_Excerpted records_

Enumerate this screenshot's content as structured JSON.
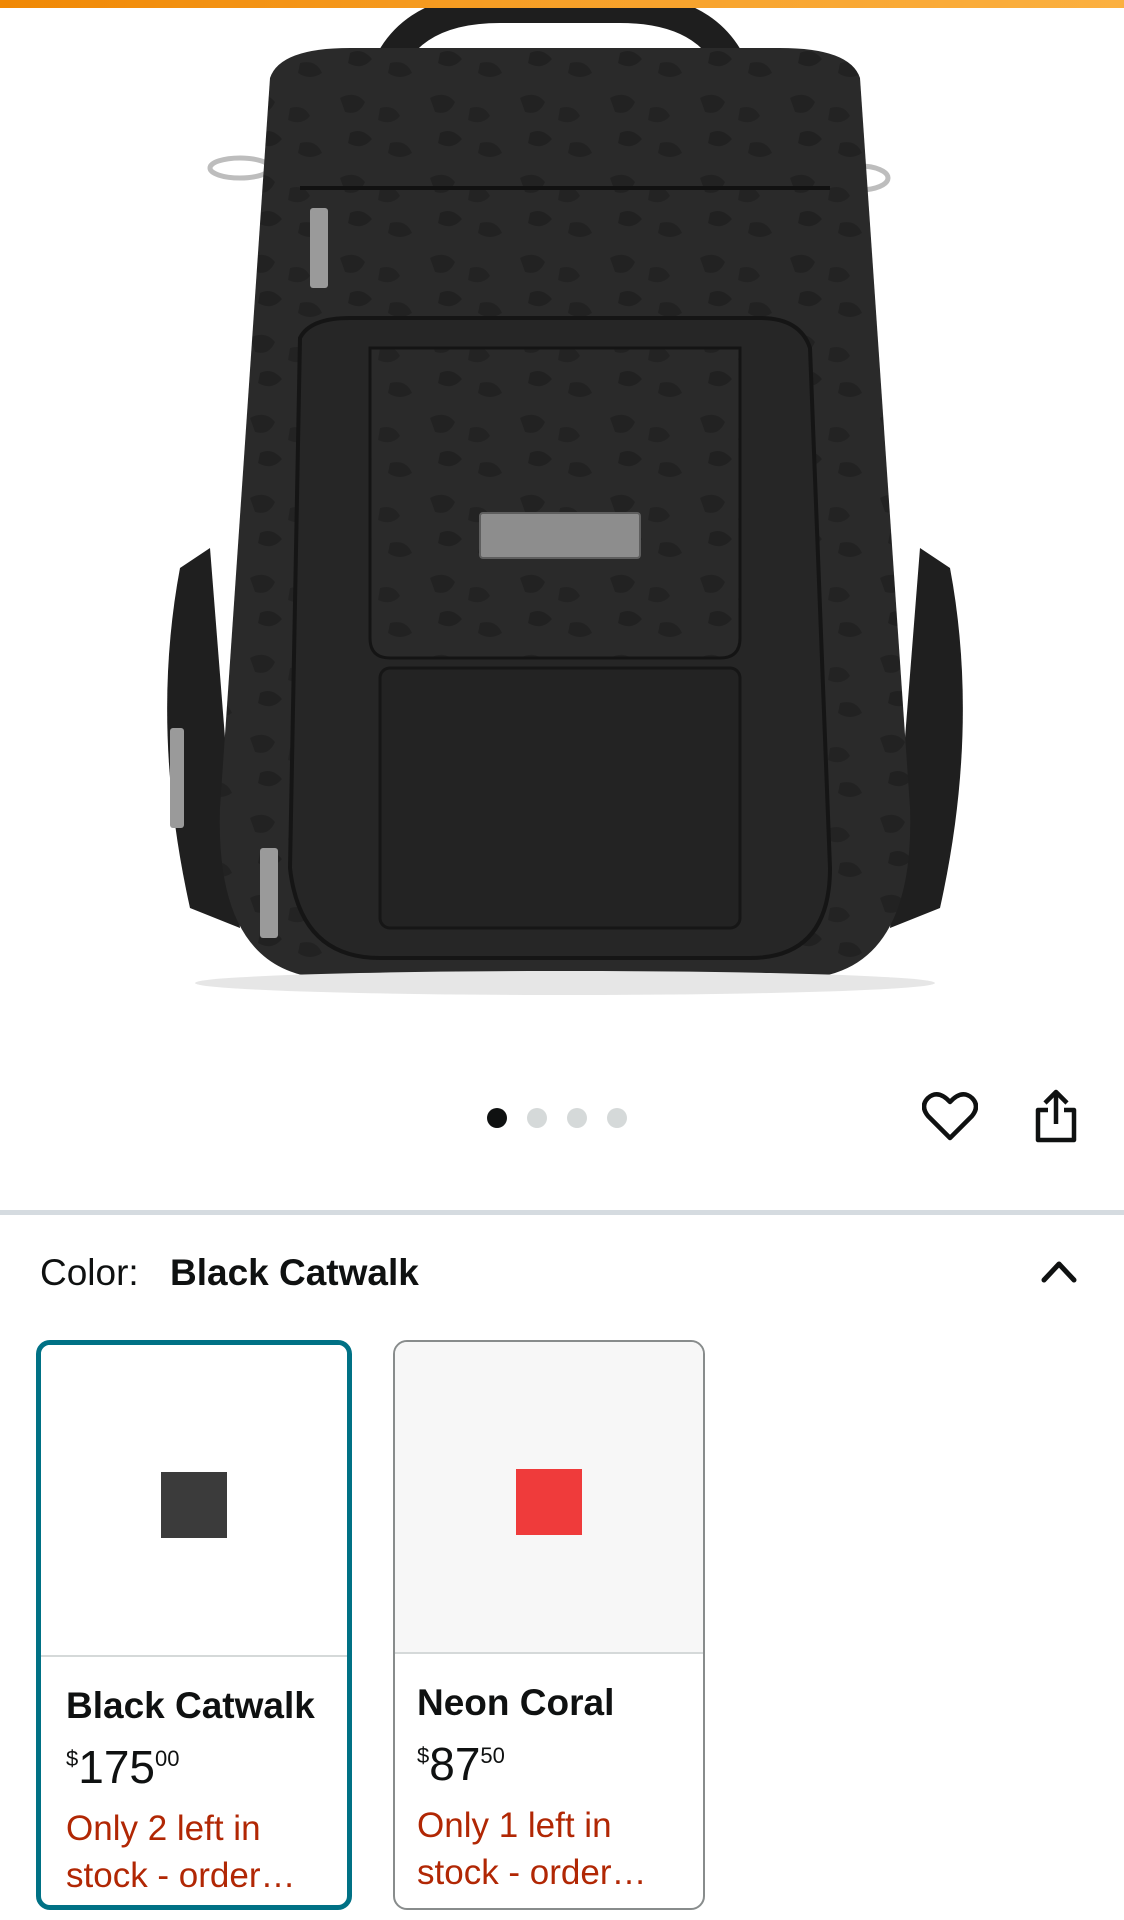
{
  "gallery": {
    "image_alt": "Black Catwalk backpack",
    "image_count": 4,
    "active_index": 0
  },
  "actions": {
    "favorite_icon": "heart-icon",
    "share_icon": "share-icon"
  },
  "variation": {
    "label": "Color:",
    "selected_value": "Black Catwalk",
    "toggle_icon": "chevron-up-icon"
  },
  "swatches": [
    {
      "name": "Black Catwalk",
      "price_symbol": "$",
      "price_whole": "175",
      "price_fraction": "00",
      "stock": "Only 2 left in stock - order…",
      "chip_color": "#3b3b3b",
      "selected": true
    },
    {
      "name": "Neon Coral",
      "price_symbol": "$",
      "price_whole": "87",
      "price_fraction": "50",
      "stock": "Only 1 left in stock - order…",
      "chip_color": "#ef3b3b",
      "selected": false
    }
  ],
  "colors": {
    "brand_bar": "#f08804",
    "selected_border": "#007185",
    "stock_text": "#b12704"
  }
}
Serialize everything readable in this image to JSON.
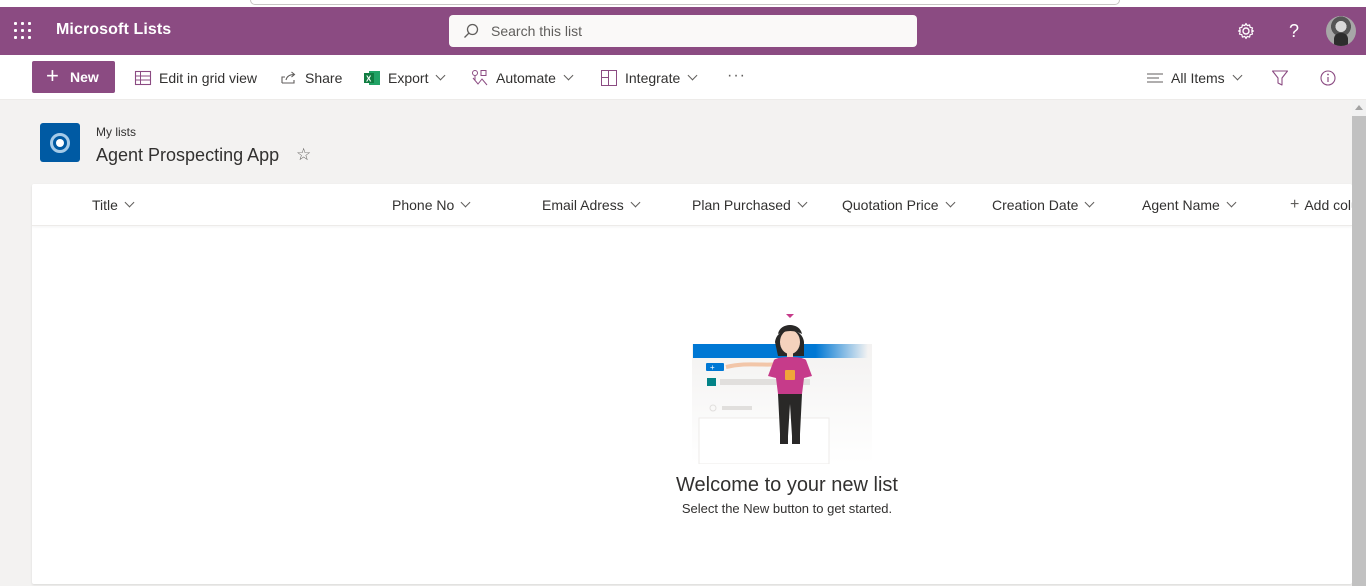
{
  "suite": {
    "app_title": "Microsoft Lists",
    "search_placeholder": "Search this list",
    "accent_color": "#8b4b82"
  },
  "commandbar": {
    "new_label": "New",
    "items": [
      {
        "label": "Edit in grid view",
        "icon": "grid-icon"
      },
      {
        "label": "Share",
        "icon": "share-icon"
      },
      {
        "label": "Export",
        "icon": "excel-icon"
      },
      {
        "label": "Automate",
        "icon": "automate-icon"
      },
      {
        "label": "Integrate",
        "icon": "integrate-icon"
      }
    ],
    "more": "···",
    "view_label": "All Items"
  },
  "page": {
    "breadcrumb": "My lists",
    "title": "Agent Prospecting App"
  },
  "columns": [
    "Title",
    "Phone No",
    "Email Adress",
    "Plan Purchased",
    "Quotation Price",
    "Creation Date",
    "Agent Name"
  ],
  "add_column_label": "Add column",
  "empty_state": {
    "heading": "Welcome to your new list",
    "subtext": "Select the New button to get started."
  }
}
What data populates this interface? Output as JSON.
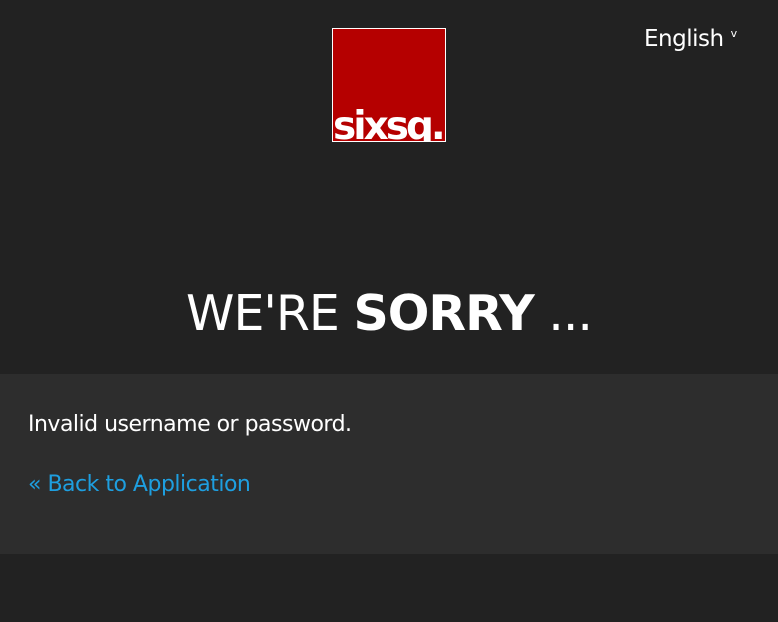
{
  "language_selector": {
    "label": "English",
    "caret": "v"
  },
  "logo": {
    "text": "sixsq.",
    "background": "#b50000"
  },
  "heading": {
    "light": "WE'RE ",
    "bold": "SORRY",
    "trailing": " ..."
  },
  "message": {
    "text": "Invalid username or password."
  },
  "back_link": {
    "text": "« Back to Application",
    "color": "#1e9fe0"
  },
  "colors": {
    "background": "#222222",
    "panel": "#2d2d2d"
  }
}
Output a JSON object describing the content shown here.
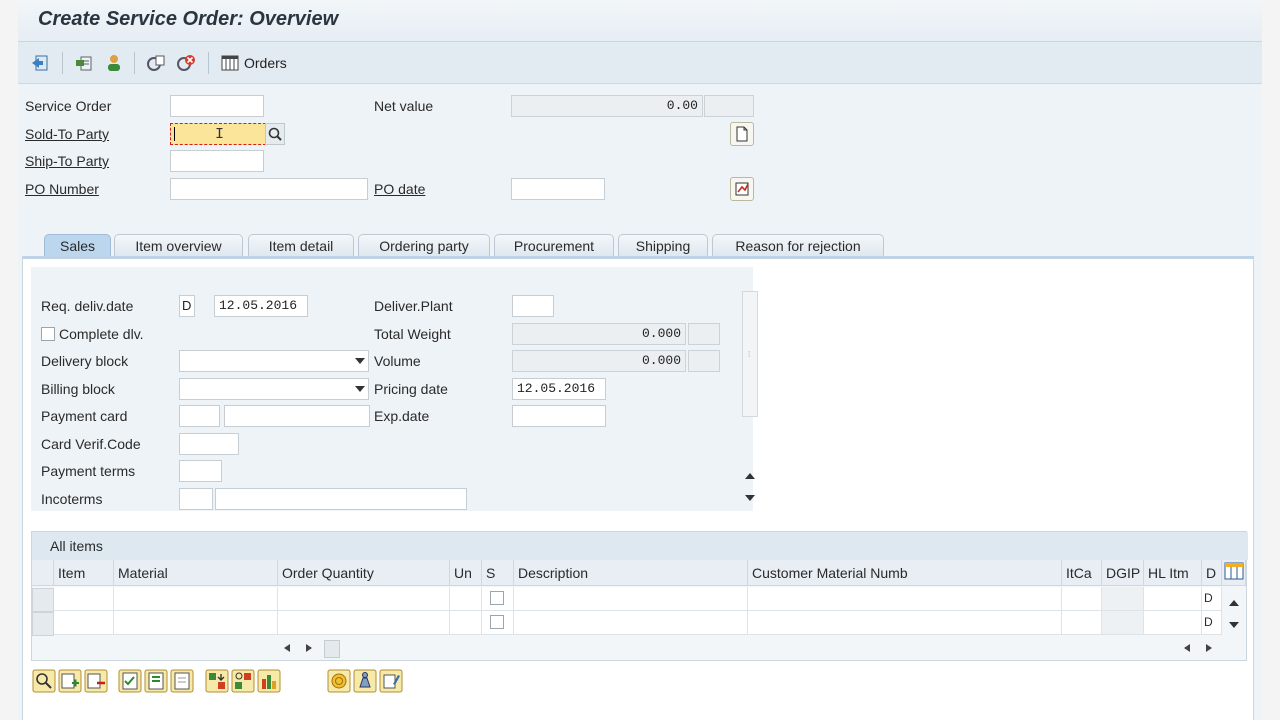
{
  "window": {
    "title": "Create Service Order: Overview"
  },
  "toolbar": {
    "orders_label": "Orders"
  },
  "header": {
    "service_order_label": "Service Order",
    "sold_to_label": "Sold-To Party",
    "ship_to_label": "Ship-To Party",
    "po_number_label": "PO Number",
    "net_value_label": "Net value",
    "net_value": "0.00",
    "po_date_label": "PO date"
  },
  "tabs": [
    {
      "label": "Sales"
    },
    {
      "label": "Item overview"
    },
    {
      "label": "Item detail"
    },
    {
      "label": "Ordering party"
    },
    {
      "label": "Procurement"
    },
    {
      "label": "Shipping"
    },
    {
      "label": "Reason for rejection"
    }
  ],
  "sales": {
    "req_deliv_date_label": "Req. deliv.date",
    "req_deliv_date_format": "D",
    "req_deliv_date": "12.05.2016",
    "complete_dlv_label": "Complete dlv.",
    "delivery_block_label": "Delivery block",
    "billing_block_label": "Billing block",
    "payment_card_label": "Payment card",
    "card_verif_label": "Card Verif.Code",
    "payment_terms_label": "Payment terms",
    "incoterms_label": "Incoterms",
    "deliver_plant_label": "Deliver.Plant",
    "total_weight_label": "Total Weight",
    "total_weight": "0.000",
    "volume_label": "Volume",
    "volume": "0.000",
    "pricing_date_label": "Pricing date",
    "pricing_date": "12.05.2016",
    "exp_date_label": "Exp.date"
  },
  "items": {
    "title": "All items",
    "columns": [
      "Item",
      "Material",
      "Order Quantity",
      "Un",
      "S",
      "Description",
      "Customer Material Numb",
      "ItCa",
      "DGIP",
      "HL Itm",
      "D"
    ],
    "rows": [
      {
        "d": "D"
      },
      {
        "d": "D"
      }
    ]
  }
}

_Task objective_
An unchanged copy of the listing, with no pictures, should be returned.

_Final answer_
Enumerate this screenshot's content as structured JSON.
{
  "gallery": {
    "image_alt": "Black Catwalk backpack",
    "image_count": 4,
    "active_index": 0
  },
  "actions": {
    "favorite_icon": "heart-icon",
    "share_icon": "share-icon"
  },
  "variation": {
    "label": "Color:",
    "selected_value": "Black Catwalk",
    "toggle_icon": "chevron-up-icon"
  },
  "swatches": [
    {
      "name": "Black Catwalk",
      "price_symbol": "$",
      "price_whole": "175",
      "price_fraction": "00",
      "stock": "Only 2 left in stock - order…",
      "chip_color": "#3b3b3b",
      "selected": true
    },
    {
      "name": "Neon Coral",
      "price_symbol": "$",
      "price_whole": "87",
      "price_fraction": "50",
      "stock": "Only 1 left in stock - order…",
      "chip_color": "#ef3b3b",
      "selected": false
    }
  ],
  "colors": {
    "brand_bar": "#f08804",
    "selected_border": "#007185",
    "stock_text": "#b12704"
  }
}
Serialize everything readable in this image to JSON.
{
  "suite": {
    "app_title": "Microsoft Lists",
    "search_placeholder": "Search this list",
    "accent_color": "#8b4b82"
  },
  "commandbar": {
    "new_label": "New",
    "items": [
      {
        "label": "Edit in grid view",
        "icon": "grid-icon"
      },
      {
        "label": "Share",
        "icon": "share-icon"
      },
      {
        "label": "Export",
        "icon": "excel-icon"
      },
      {
        "label": "Automate",
        "icon": "automate-icon"
      },
      {
        "label": "Integrate",
        "icon": "integrate-icon"
      }
    ],
    "more": "···",
    "view_label": "All Items"
  },
  "page": {
    "breadcrumb": "My lists",
    "title": "Agent Prospecting App"
  },
  "columns": [
    "Title",
    "Phone No",
    "Email Adress",
    "Plan Purchased",
    "Quotation Price",
    "Creation Date",
    "Agent Name"
  ],
  "add_column_label": "Add column",
  "empty_state": {
    "heading": "Welcome to your new list",
    "subtext": "Select the New button to get started."
  }
}
What data populates this interface? Output as JSON.
{
  "language_selector": {
    "label": "English",
    "caret": "v"
  },
  "logo": {
    "text": "sixsq.",
    "background": "#b50000"
  },
  "heading": {
    "light": "WE'RE ",
    "bold": "SORRY",
    "trailing": " ..."
  },
  "message": {
    "text": "Invalid username or password."
  },
  "back_link": {
    "text": "« Back to Application",
    "color": "#1e9fe0"
  },
  "colors": {
    "background": "#222222",
    "panel": "#2d2d2d"
  }
}
Output a JSON object describing the content shown here.
{
  "window": {
    "title": "Create Service Order: Overview"
  },
  "toolbar": {
    "orders_label": "Orders"
  },
  "header": {
    "service_order_label": "Service Order",
    "sold_to_label": "Sold-To Party",
    "ship_to_label": "Ship-To Party",
    "po_number_label": "PO Number",
    "net_value_label": "Net value",
    "net_value": "0.00",
    "po_date_label": "PO date"
  },
  "tabs": [
    {
      "label": "Sales"
    },
    {
      "label": "Item overview"
    },
    {
      "label": "Item detail"
    },
    {
      "label": "Ordering party"
    },
    {
      "label": "Procurement"
    },
    {
      "label": "Shipping"
    },
    {
      "label": "Reason for rejection"
    }
  ],
  "sales": {
    "req_deliv_date_label": "Req. deliv.date",
    "req_deliv_date_format": "D",
    "req_deliv_date": "12.05.2016",
    "complete_dlv_label": "Complete dlv.",
    "delivery_block_label": "Delivery block",
    "billing_block_label": "Billing block",
    "payment_card_label": "Payment card",
    "card_verif_label": "Card Verif.Code",
    "payment_terms_label": "Payment terms",
    "incoterms_label": "Incoterms",
    "deliver_plant_label": "Deliver.Plant",
    "total_weight_label": "Total Weight",
    "total_weight": "0.000",
    "volume_label": "Volume",
    "volume": "0.000",
    "pricing_date_label": "Pricing date",
    "pricing_date": "12.05.2016",
    "exp_date_label": "Exp.date"
  },
  "items": {
    "title": "All items",
    "columns": [
      "Item",
      "Material",
      "Order Quantity",
      "Un",
      "S",
      "Description",
      "Customer Material Numb",
      "ItCa",
      "DGIP",
      "HL Itm",
      "D"
    ],
    "rows": [
      {
        "d": "D"
      },
      {
        "d": "D"
      }
    ]
  }
}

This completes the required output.